With Horford out, Josh Smith becomes the Hawks' most important offensive player. Prone to taking ill-advised long jump shots, Smith still averaged a career-high 18.7 points, and he’s also an excellent defensive player. The Celtics would love to have Garnett -- their best defender -- check Smith.
That leaves Brandon Bass on the other frontcourt player. If Pachulia can’t play, the Hawks can use veteran strongman Jason Collins in his place, or they could go small with Williams or Vladimir Radmanovic next to Smith. The Celtics could counter with a smaller lineup featuring Pierce and Pietrus at forward. While Rivers isn’t a fan of that alignment, it may come in handy against Atlanta.
"We still really can’t go small," he said. "You can do with MP and Paul. That’s real small, but we can do that. That gives us some luxury, the fact that MP can stretch the floor. Avery can guard two positions. We do have a lot of players that can play different spots."
Another player who could be affected by lineups is Greg Stiemsma. If the Hawks go small, will Stiemsma have a role? The 26-year-old undrafted rookie has had a remarkable rise in the second half of the season, and the Hawks have their own undrafted revelation in Ivan Johnson, a 28-year-old banger who brings toughness and rebounding.
WATCH THAT LINE
If there’s one stat to track in this series it’s the Hawks’ 3-point shooting. Atlanta was fifth in the NBA in 3-point shooting, making over 37 percent. That was a big reason why they were able to muster a league-average offense in terms of points per possession. Like the Celtics, the Hawks don’t do much damage on the offensive glass and they get to the free throw line at a lower rate.
No team defended the arc better than Boston this season, allowing just over 30 percent accuracy. The Hawks have eight players who took more than 100 3-pointers this season and five who shot better than 37 percent.
Johnson is the primary threat, but Williams, Pargo and Radmanovic are all excellent shooters, while Willie Green knocked down better than 43 percent of his attempts this season.

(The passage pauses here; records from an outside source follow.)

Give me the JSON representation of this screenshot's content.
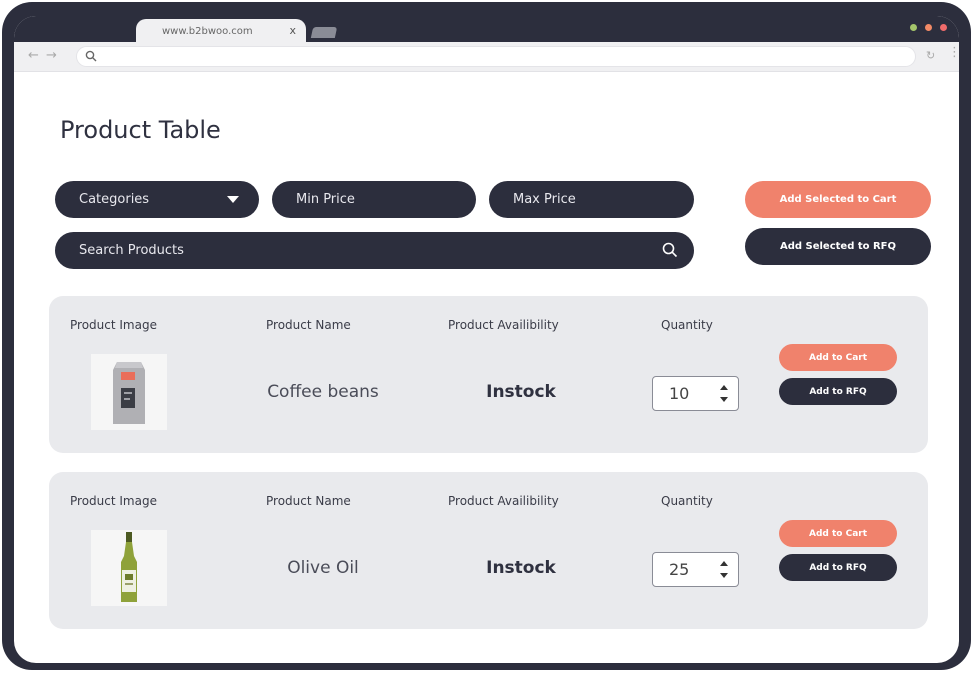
{
  "browser": {
    "tab_title": "www.b2bwoo.com",
    "tab_close": "x"
  },
  "page": {
    "title": "Product Table"
  },
  "filters": {
    "categories_label": "Categories",
    "min_price_label": "Min Price",
    "max_price_label": "Max Price",
    "search_placeholder": "Search Products"
  },
  "bulk_actions": {
    "add_selected_cart": "Add Selected to Cart",
    "add_selected_rfq": "Add Selected to RFQ"
  },
  "columns": {
    "image": "Product Image",
    "name": "Product Name",
    "availability": "Product Availibility",
    "quantity": "Quantity"
  },
  "products": [
    {
      "name": "Coffee beans",
      "availability": "Instock",
      "quantity": "10",
      "add_cart": "Add to Cart",
      "add_rfq": "Add to RFQ"
    },
    {
      "name": "Olive Oil",
      "availability": "Instock",
      "quantity": "25",
      "add_cart": "Add to Cart",
      "add_rfq": "Add to RFQ"
    }
  ],
  "colors": {
    "dark": "#2c2e3d",
    "accent": "#f0826c",
    "card_bg": "#e9eaed"
  }
}
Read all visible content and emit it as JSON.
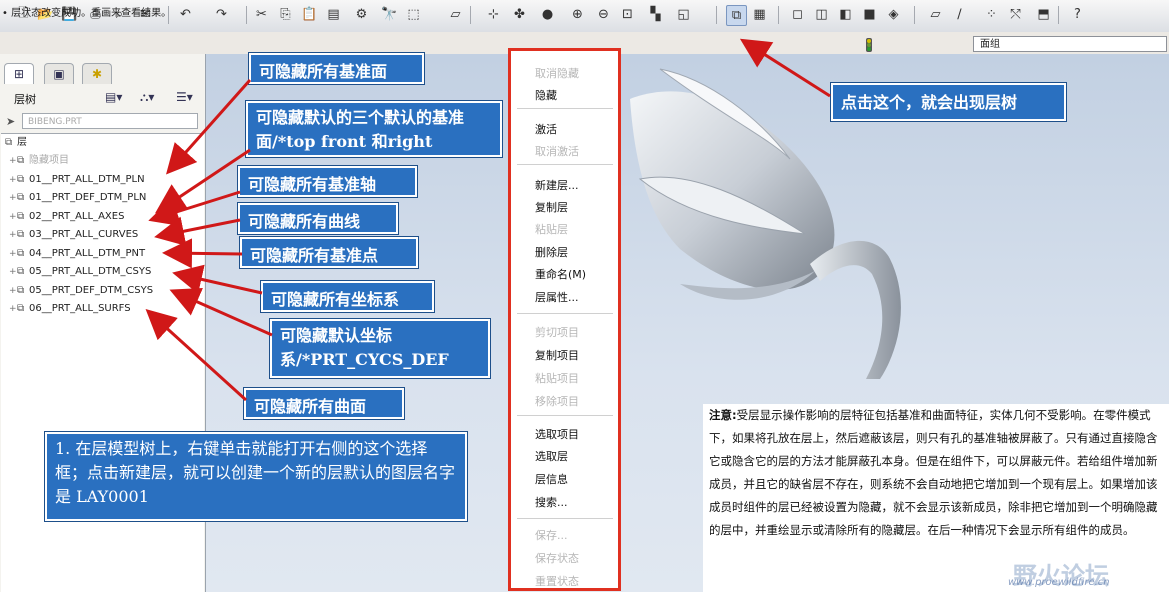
{
  "toolbar": {
    "icons": [
      "new-icon",
      "open-icon",
      "save-icon",
      "print-icon",
      "preview-icon",
      "email-icon",
      "undo-icon",
      "redo-icon",
      "cut-icon",
      "copy-icon",
      "paste-icon",
      "paste-special-icon",
      "regenerate-icon",
      "find-icon",
      "select-box-icon",
      "repaint-icon",
      "spin-center-icon",
      "orient-icon",
      "appearance-icon",
      "zoom-in-icon",
      "zoom-out-icon",
      "refit-icon",
      "view-mgr-icon",
      "saved-views-icon",
      "layer-tree-icon",
      "model-tree-settings-icon",
      "wireframe-icon",
      "hidden-line-icon",
      "no-hidden-icon",
      "shaded-icon",
      "shading-icon",
      "datum-plane-icon",
      "datum-axis-icon",
      "datum-point-icon",
      "csys-icon",
      "annotations-icon",
      "help-icon"
    ],
    "highlight_color": "#c8d8ee"
  },
  "status": {
    "message": "• 层状态改变成功。重画来查看结果。",
    "filter_value": "面组"
  },
  "left_panel": {
    "tabs": [
      "model-tree-tab-icon",
      "folder-tab-icon",
      "favorites-tab-icon"
    ],
    "title": "层树",
    "model_name": "BIBENG.PRT",
    "root_label": "层",
    "rows": [
      {
        "label": "隐藏项目",
        "dim": true
      },
      {
        "label": "01__PRT_ALL_DTM_PLN",
        "dim": false
      },
      {
        "label": "01__PRT_DEF_DTM_PLN",
        "dim": false
      },
      {
        "label": "02__PRT_ALL_AXES",
        "dim": false
      },
      {
        "label": "03__PRT_ALL_CURVES",
        "dim": false
      },
      {
        "label": "04__PRT_ALL_DTM_PNT",
        "dim": false
      },
      {
        "label": "05__PRT_ALL_DTM_CSYS",
        "dim": false
      },
      {
        "label": "05__PRT_DEF_DTM_CSYS",
        "dim": false
      },
      {
        "label": "06__PRT_ALL_SURFS",
        "dim": false
      }
    ]
  },
  "context_menu": {
    "items": [
      {
        "label": "取消隐藏",
        "enabled": false
      },
      {
        "label": "隐藏",
        "enabled": true
      },
      {
        "label": "激活",
        "enabled": true
      },
      {
        "label": "取消激活",
        "enabled": false
      },
      {
        "label": "新建层...",
        "enabled": true
      },
      {
        "label": "复制层",
        "enabled": true
      },
      {
        "label": "粘贴层",
        "enabled": false
      },
      {
        "label": "删除层",
        "enabled": true
      },
      {
        "label": "重命名(M)",
        "enabled": true
      },
      {
        "label": "层属性...",
        "enabled": true
      },
      {
        "label": "剪切项目",
        "enabled": false
      },
      {
        "label": "复制项目",
        "enabled": true
      },
      {
        "label": "粘贴项目",
        "enabled": false
      },
      {
        "label": "移除项目",
        "enabled": false
      },
      {
        "label": "选取项目",
        "enabled": true
      },
      {
        "label": "选取层",
        "enabled": true
      },
      {
        "label": "层信息",
        "enabled": true
      },
      {
        "label": "搜索...",
        "enabled": true
      },
      {
        "label": "保存...",
        "enabled": false
      },
      {
        "label": "保存状态",
        "enabled": false
      },
      {
        "label": "重置状态",
        "enabled": false
      }
    ],
    "border_color": "#e03020"
  },
  "callouts": {
    "c1": "可隐藏所有基准面",
    "c2": "可隐藏默认的三个默认的基准面/*top front 和right",
    "c3": "可隐藏所有基准轴",
    "c4": "可隐藏所有曲线",
    "c5": "可隐藏所有基准点",
    "c6": "可隐藏所有坐标系",
    "c7": "可隐藏默认坐标系/*PRT_CYCS_DEF",
    "c8": "可隐藏所有曲面",
    "c9": "1. 在层模型树上，右键单击就能打开右侧的这个选择框；点击新建层，就可以创建一个新的层默认的图层名字是 LAY0001",
    "c10": "点击这个，就会出现层树",
    "color": "#2a70c0"
  },
  "note": {
    "bold": "注意:",
    "text": "受层显示操作影响的层特征包括基准和曲面特征，实体几何不受影响。在零件模式下，如果将孔放在层上，然后遮蔽该层，则只有孔的基准轴被屏蔽了。只有通过直接隐含它或隐含它的层的方法才能屏蔽孔本身。但是在组件下，可以屏蔽元件。若给组件增加新成员，并且它的缺省层不存在，则系统不会自动地把它增加到一个现有层上。如果增加该成员时组件的层已经被设置为隐藏，就不会显示该新成员，除非把它增加到一个明确隐藏的层中，并重绘显示或清除所有的隐藏层。在后一种情况下会显示所有组件的成员。"
  },
  "watermark": {
    "text": "野火论坛",
    "url": "www.proewildfire.cn"
  }
}
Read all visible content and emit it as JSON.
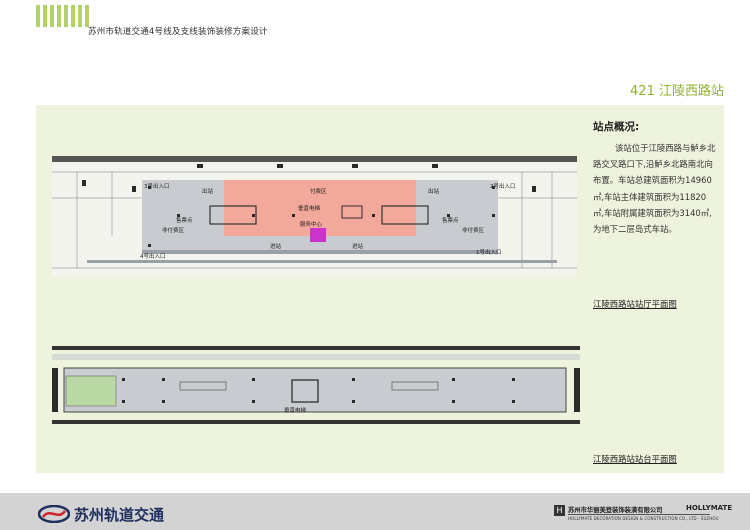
{
  "header": {
    "title": "苏州市轨道交通4号线及支线装饰装修方案设计"
  },
  "station": {
    "heading": "421  江陵西路站",
    "section_title": "站点概况:",
    "description": "该站位于江陵西路与鲈乡北路交叉路口下,沿鲈乡北路南北向布置。车站总建筑面积为14960㎡,车站主体建筑面积为11820㎡,车站附属建筑面积为3140㎡,为地下二层岛式车站。"
  },
  "plans": {
    "hall_caption": "江陵西路站站厅平面图",
    "platform_caption": "江陵西路站站台平面图",
    "hall_labels": {
      "exit3": "3号出入口",
      "exit2": "2号出入口",
      "exit4": "4号出入口",
      "exit1": "1号出入口",
      "out_left": "出站",
      "out_right": "出站",
      "paid": "付费区",
      "unpaid_left": "非付费区",
      "unpaid_right": "非付费区",
      "ticket_left": "售票点",
      "ticket_right": "售票点",
      "elevator": "垂直电梯",
      "service": "服务中心",
      "in_left": "进站",
      "in_right": "进站"
    },
    "platform_labels": {
      "elevator": "垂直电梯"
    },
    "colors": {
      "paid": "#f2a89a",
      "service": "#cc33cc",
      "floor": "#c8cbd0",
      "wall": "#2a2a2a"
    }
  },
  "footer": {
    "logo_text": "苏州轨道交通",
    "company_cn": "苏州市华丽美登装饰装潢有限公司",
    "company_brand": "HOLLYMATE",
    "company_en": "HOLLYMATE DECORATION DESIGN & CONSTRUCTION CO., LTD · SUZHOU"
  }
}
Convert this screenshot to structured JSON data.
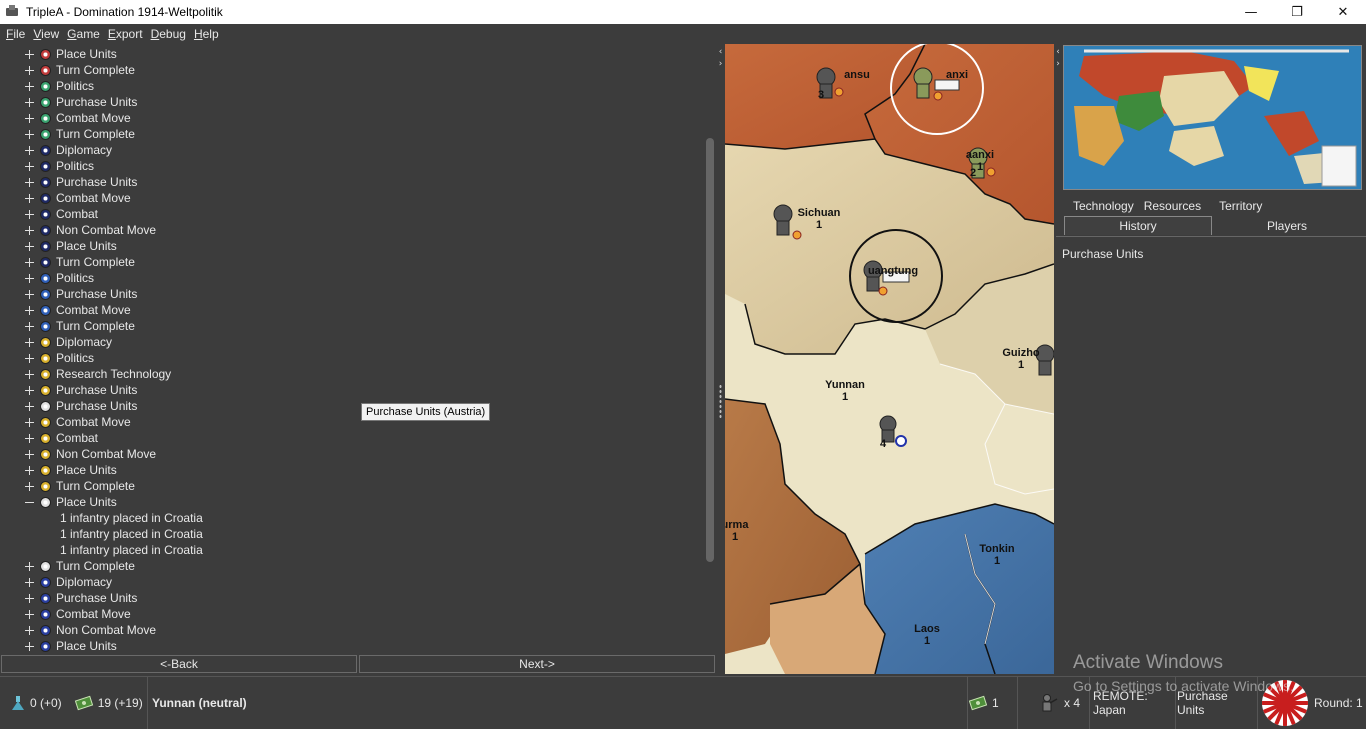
{
  "window": {
    "title": "TripleA - Domination 1914-Weltpolitik",
    "minimize_glyph": "—",
    "maximize_glyph": "❐",
    "close_glyph": "✕"
  },
  "menu": [
    "File",
    "View",
    "Game",
    "Export",
    "Debug",
    "Help"
  ],
  "history_tree": [
    {
      "label": "Place Units",
      "expander": "plus",
      "flag": "#c23b3b"
    },
    {
      "label": "Turn Complete",
      "expander": "plus",
      "flag": "#c23b3b"
    },
    {
      "label": "Politics",
      "expander": "plus",
      "flag": "#3aa370"
    },
    {
      "label": "Purchase Units",
      "expander": "plus",
      "flag": "#3aa370"
    },
    {
      "label": "Combat Move",
      "expander": "plus",
      "flag": "#3aa370"
    },
    {
      "label": "Turn Complete",
      "expander": "plus",
      "flag": "#3aa370"
    },
    {
      "label": "Diplomacy",
      "expander": "plus",
      "flag": "#1f2a66"
    },
    {
      "label": "Politics",
      "expander": "plus",
      "flag": "#1f2a66"
    },
    {
      "label": "Purchase Units",
      "expander": "plus",
      "flag": "#1f2a66"
    },
    {
      "label": "Combat Move",
      "expander": "plus",
      "flag": "#1f2a66"
    },
    {
      "label": "Combat",
      "expander": "plus",
      "flag": "#1f2a66"
    },
    {
      "label": "Non Combat Move",
      "expander": "plus",
      "flag": "#1f2a66"
    },
    {
      "label": "Place Units",
      "expander": "plus",
      "flag": "#1f2a66"
    },
    {
      "label": "Turn Complete",
      "expander": "plus",
      "flag": "#1f2a66"
    },
    {
      "label": "Politics",
      "expander": "plus",
      "flag": "#2f5fb8"
    },
    {
      "label": "Purchase Units",
      "expander": "plus",
      "flag": "#2f5fb8"
    },
    {
      "label": "Combat Move",
      "expander": "plus",
      "flag": "#2f5fb8"
    },
    {
      "label": "Turn Complete",
      "expander": "plus",
      "flag": "#2f5fb8"
    },
    {
      "label": "Diplomacy",
      "expander": "plus",
      "flag": "#d8b02c"
    },
    {
      "label": "Politics",
      "expander": "plus",
      "flag": "#d8b02c"
    },
    {
      "label": "Research Technology",
      "expander": "plus",
      "flag": "#d8b02c"
    },
    {
      "label": "Purchase Units",
      "expander": "plus",
      "flag": "#d8b02c"
    },
    {
      "label": "Purchase Units",
      "expander": "plus",
      "flag": "#e0e0e0"
    },
    {
      "label": "Combat Move",
      "expander": "plus",
      "flag": "#d8b02c"
    },
    {
      "label": "Combat",
      "expander": "plus",
      "flag": "#d8b02c"
    },
    {
      "label": "Non Combat Move",
      "expander": "plus",
      "flag": "#d8b02c"
    },
    {
      "label": "Place Units",
      "expander": "plus",
      "flag": "#d8b02c"
    },
    {
      "label": "Turn Complete",
      "expander": "plus",
      "flag": "#d8b02c"
    },
    {
      "label": "Place Units",
      "expander": "minus",
      "flag": "#e0e0e0"
    },
    {
      "label": "1 infantry placed in Croatia",
      "child": true
    },
    {
      "label": "1 infantry placed in Croatia",
      "child": true
    },
    {
      "label": "1 infantry placed in Croatia",
      "child": true
    },
    {
      "label": "Turn Complete",
      "expander": "plus",
      "flag": "#e0e0e0"
    },
    {
      "label": "Diplomacy",
      "expander": "plus",
      "flag": "#2a3fa0"
    },
    {
      "label": "Purchase Units",
      "expander": "plus",
      "flag": "#2a3fa0"
    },
    {
      "label": "Combat Move",
      "expander": "plus",
      "flag": "#2a3fa0"
    },
    {
      "label": "Non Combat Move",
      "expander": "plus",
      "flag": "#2a3fa0"
    },
    {
      "label": "Place Units",
      "expander": "plus",
      "flag": "#2a3fa0"
    }
  ],
  "tooltip": "Purchase Units (Austria)",
  "nav": {
    "back": "<-Back",
    "next": "Next->"
  },
  "map": {
    "territories": [
      {
        "name": "ansu",
        "value": "",
        "units": "3"
      },
      {
        "name": "anxi",
        "value": "",
        "units": ""
      },
      {
        "name": "aanxi",
        "value": "1",
        "units": "2"
      },
      {
        "name": "Sichuan",
        "value": "1",
        "units": ""
      },
      {
        "name": "uangtung",
        "value": "",
        "units": ""
      },
      {
        "name": "Guizho",
        "value": "1",
        "units": ""
      },
      {
        "name": "Yunnan",
        "value": "1",
        "units": "4"
      },
      {
        "name": "urma",
        "value": "1",
        "units": ""
      },
      {
        "name": "Tonkin",
        "value": "1",
        "units": ""
      },
      {
        "name": "Laos",
        "value": "1",
        "units": ""
      }
    ]
  },
  "right_panel": {
    "tabs_top": [
      "Technology",
      "Resources",
      "Territory"
    ],
    "tabs_bottom": [
      "History",
      "Players"
    ],
    "active_tab": "History",
    "history_text": "Purchase Units"
  },
  "status": {
    "tech": "0 (+0)",
    "pus": "19 (+19)",
    "territory": "Yunnan (neutral)",
    "cost": "1",
    "unit_count": "x 4",
    "remote": "REMOTE: Japan",
    "phase": "Purchase Units",
    "round": "Round: 1"
  },
  "watermark": {
    "line1": "Activate Windows",
    "line2": "Go to Settings to activate Windows."
  },
  "colors": {
    "panel_bg": "#3c3c3c",
    "text": "#e8e8e8",
    "neutral_land": "#e8dfc0",
    "japan_red": "#c81e1e"
  }
}
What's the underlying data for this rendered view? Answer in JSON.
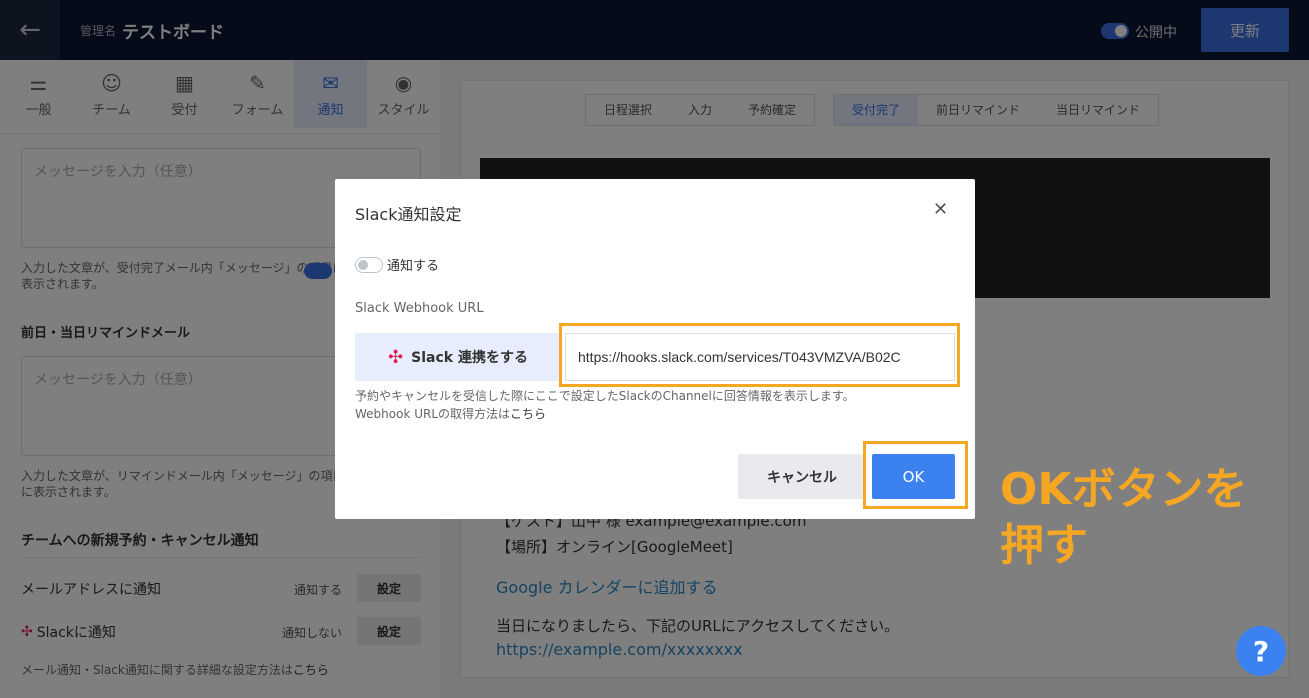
{
  "topbar": {
    "back_icon": "arrow-left-icon",
    "admin_label": "管理名",
    "board_title": "テストボード",
    "publish_label": "公開中",
    "update_label": "更新"
  },
  "settings_tabs": [
    {
      "label": "一般",
      "icon": "sliders-icon"
    },
    {
      "label": "チーム",
      "icon": "team-icon"
    },
    {
      "label": "受付",
      "icon": "calendar-icon"
    },
    {
      "label": "フォーム",
      "icon": "form-icon"
    },
    {
      "label": "通知",
      "icon": "mail-icon"
    },
    {
      "label": "スタイル",
      "icon": "palette-icon"
    }
  ],
  "left": {
    "msg_placeholder_1": "メッセージを入力（任意）",
    "note_1": "入力した文章が、受付完了メール内「メッセージ」の項目に表示されます。",
    "remind_label": "前日・当日リマインドメール",
    "msg_placeholder_2": "メッセージを入力（任意）",
    "note_2": "入力した文章が、リマインドメール内「メッセージ」の項目に表示されます。",
    "section_title": "チームへの新規予約・キャンセル通知",
    "mail_row": {
      "label": "メールアドレスに通知",
      "state": "通知する",
      "button": "設定"
    },
    "slack_row": {
      "label": "Slackに通知",
      "state": "通知しない",
      "button": "設定"
    },
    "foot_note": "メール通知・Slack通知に関する詳細な設定方法は",
    "foot_link": "こちら"
  },
  "preview": {
    "tabs_group_1": [
      "日程選択",
      "入力",
      "予約確定"
    ],
    "tabs_group_2": [
      "受付完了",
      "前日リマインド",
      "当日リマインド"
    ],
    "active_tab": "受付完了",
    "line_guest": "【ゲスト】山中 様 example@example.com",
    "line_place": "【場所】オンライン[GoogleMeet]",
    "calendar_link": "Google カレンダーに追加する",
    "line_access": "当日になりましたら、下記のURLにアクセスしてください。",
    "url_link": "https://example.com/xxxxxxxx"
  },
  "modal": {
    "title": "Slack通知設定",
    "close_icon": "close-icon",
    "notify_label": "通知する",
    "webhook_label": "Slack Webhook URL",
    "slack_button": "Slack 連携をする",
    "url_value": "https://hooks.slack.com/services/T043VMZVA/B02C",
    "help_line_1": "予約やキャンセルを受信した際にここで設定したSlackのChannelに回答情報を表示します。",
    "help_line_2": "Webhook URLの取得方法は",
    "help_link": "こちら",
    "cancel": "キャンセル",
    "ok": "OK"
  },
  "callout": {
    "text_1": "OKボタンを",
    "text_2": "押す",
    "color": "#f5a623"
  },
  "help_button": "?"
}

Prediction: This series doesn’t figure to be easy for the Celtics, especially without home court. They’ll need to get at least one and maybe two games in Atlanta. The injury factor also looms large. Allen is a huge question mark for the Celtics, while the prognosis for Horford and Pachulia doesn’t look good.
In the end, the Celtics will have enough to get through this round before facing a huge test with the Bulls in the second.
The call is Celtics in six games, and it will be a tough six.